Suchet has rightly earned his accolades, bringing an eccentric but brilliant detective to life. Modern mystery fans will likely see some aspects of the character in Adrian Monk, especially in the way Poirot will reveal his solution to the mystery. Sporting a very unique mustache and a thick Belgian accent, Suchet works wonders, taking an outwardly goofy man and making you believe he's the best at what he does. Encapsulated in a nutshell, Poirot is a character that has something for everyone: the superior intellect of a Sherlock Holmes, despite having a much different approach to detective work, the class of Jane Marple, and the style and pizzazz more commonly found in the modern detective character. If there's one series in this set that can hook new viewers on classic mysteries, it's David Suchet's "Poirot."
Despite the age and treatment of the series, "Sherlock Holmes" boasts an above average 1.33:1 original aspect ratio transfer. Detail is of medium quality, while color levels are heavy on the earthen side. Technical hiccups are limited only to some light noise.
VIDEO RATING: 3.0/5.0
"Miss Marple" is presented in a 1.33:1 original aspect ration transfer and "ugly" is the best descriptor for this disappointing tape transfer. Detail is barely existent and only outmatched by a washed out transfer. Some minor tracking issues pop up, as does noticeable compression and subtle noise. It's on par with a medium quality VHS tape for a more solid comparison.
VIDEO RATING: 1.5/5.0
Poirot, presented in a 1.33:1 (which from my research appears to not be the original aspect ratio) transfer and suffers from some occasional compression issues as well as a slightly higher than desired contrast level. Colors do capture the wonderful period atmosphere and detail is far from outstanding but definitely adequate.
VIDEO RATING: 3.0/5.0
"Sherlock Holmes'" English 2.0 audio features some occasional high-end distortion and can sound hollow at times, but is otherwise perfect for the time period and production value.
AUDIO RATING: 3.5/5.0
"Miss Marple's" English 2.0 audio track is in far better shape than the video, perfectly mixed, and distortion free. Only occasionally does the sound wind up a bit muddled, but never to the extent that it detracts from the viewing experience.
AUDIO RATING: 3.0/5.0
"Poirot's" English 2.0 audio track is unremarkable, with dialogue heavier than the score and sound effects, but completely distortion free. The more modern production does feature a more rich aural presentation than the other series' but is ultimately, not spectacular.
AUDIO RATING: 3.0/5.0
Featured on disc two of the set, is an episode of "Biography" focused on the character of Sherlock Holmes as if he were a real person. It's a fun diversion and gives a solid overview of the character. On a more frustrating note, the packaging boasts biographies of David Suchet, Agatha Christie and indexes of all Poirot and Miss Marple stories. The biographies are merely text-based features and not feature length episodes of the "A&E" series.

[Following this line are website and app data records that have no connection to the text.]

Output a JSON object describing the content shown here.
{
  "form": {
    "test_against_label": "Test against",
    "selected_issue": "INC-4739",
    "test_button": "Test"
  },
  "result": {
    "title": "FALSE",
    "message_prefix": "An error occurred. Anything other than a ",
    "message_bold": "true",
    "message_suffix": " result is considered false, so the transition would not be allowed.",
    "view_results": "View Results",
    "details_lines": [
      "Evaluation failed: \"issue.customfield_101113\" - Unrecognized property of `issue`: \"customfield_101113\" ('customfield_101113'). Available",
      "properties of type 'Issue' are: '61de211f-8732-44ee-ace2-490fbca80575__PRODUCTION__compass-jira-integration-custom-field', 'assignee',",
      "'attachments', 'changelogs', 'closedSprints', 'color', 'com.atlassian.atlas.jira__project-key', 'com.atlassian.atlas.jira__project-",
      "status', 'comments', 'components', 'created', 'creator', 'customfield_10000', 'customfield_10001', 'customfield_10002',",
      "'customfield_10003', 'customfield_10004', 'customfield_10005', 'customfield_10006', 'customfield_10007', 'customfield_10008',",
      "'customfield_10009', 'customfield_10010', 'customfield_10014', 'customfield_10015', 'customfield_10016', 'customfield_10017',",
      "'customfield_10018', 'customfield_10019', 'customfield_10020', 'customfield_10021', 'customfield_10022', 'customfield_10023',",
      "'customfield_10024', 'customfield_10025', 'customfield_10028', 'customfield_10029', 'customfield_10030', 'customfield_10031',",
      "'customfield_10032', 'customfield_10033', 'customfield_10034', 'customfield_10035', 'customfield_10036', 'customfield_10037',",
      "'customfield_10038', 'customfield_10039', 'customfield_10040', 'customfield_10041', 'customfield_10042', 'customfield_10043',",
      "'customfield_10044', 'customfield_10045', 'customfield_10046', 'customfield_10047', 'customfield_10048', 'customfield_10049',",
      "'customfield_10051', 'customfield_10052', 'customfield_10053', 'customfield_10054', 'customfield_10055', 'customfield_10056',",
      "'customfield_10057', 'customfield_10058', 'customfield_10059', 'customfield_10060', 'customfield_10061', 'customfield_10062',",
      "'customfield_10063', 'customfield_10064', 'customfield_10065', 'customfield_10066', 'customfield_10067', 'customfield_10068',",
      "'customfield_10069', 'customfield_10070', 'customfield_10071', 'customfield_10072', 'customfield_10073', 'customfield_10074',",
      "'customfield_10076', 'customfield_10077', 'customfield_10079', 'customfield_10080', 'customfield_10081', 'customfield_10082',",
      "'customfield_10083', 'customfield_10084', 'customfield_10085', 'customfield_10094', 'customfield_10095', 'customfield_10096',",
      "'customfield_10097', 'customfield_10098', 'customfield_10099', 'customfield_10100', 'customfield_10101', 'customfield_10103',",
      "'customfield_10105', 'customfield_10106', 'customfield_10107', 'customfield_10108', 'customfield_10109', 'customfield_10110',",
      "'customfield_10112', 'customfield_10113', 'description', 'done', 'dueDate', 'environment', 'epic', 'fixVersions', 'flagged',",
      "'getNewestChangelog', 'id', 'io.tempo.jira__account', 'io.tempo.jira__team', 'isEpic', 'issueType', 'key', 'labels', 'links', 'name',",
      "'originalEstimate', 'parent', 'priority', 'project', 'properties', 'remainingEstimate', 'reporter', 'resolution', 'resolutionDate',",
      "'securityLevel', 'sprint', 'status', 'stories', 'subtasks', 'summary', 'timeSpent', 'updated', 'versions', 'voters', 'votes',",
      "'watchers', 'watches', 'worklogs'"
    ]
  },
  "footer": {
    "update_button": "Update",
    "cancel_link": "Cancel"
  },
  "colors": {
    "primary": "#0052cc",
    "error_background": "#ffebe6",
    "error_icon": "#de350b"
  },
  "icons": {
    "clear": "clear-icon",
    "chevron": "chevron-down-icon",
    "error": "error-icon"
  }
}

Featuring three series' that might not appeal universally to every viewer, the "Great Detectives Anthology" doesn't fully live up to its potential for bringing in new viewers. Peter Cushing's "Sherlock Holmes" is ok across the board, while Joan Hickson's "Miss Marple" might be too dated and restrained for modern tastes. Only David Suchet's "Poirot" is a safe bet in sheer entertainment value, but the narrow scope of the episodes, all recent productions don't speak much for the history of the series. Adding insult to injury, "Miss Marple" is incomplete by one-episode, making a purchase of this set too much of a gamble. Rent It.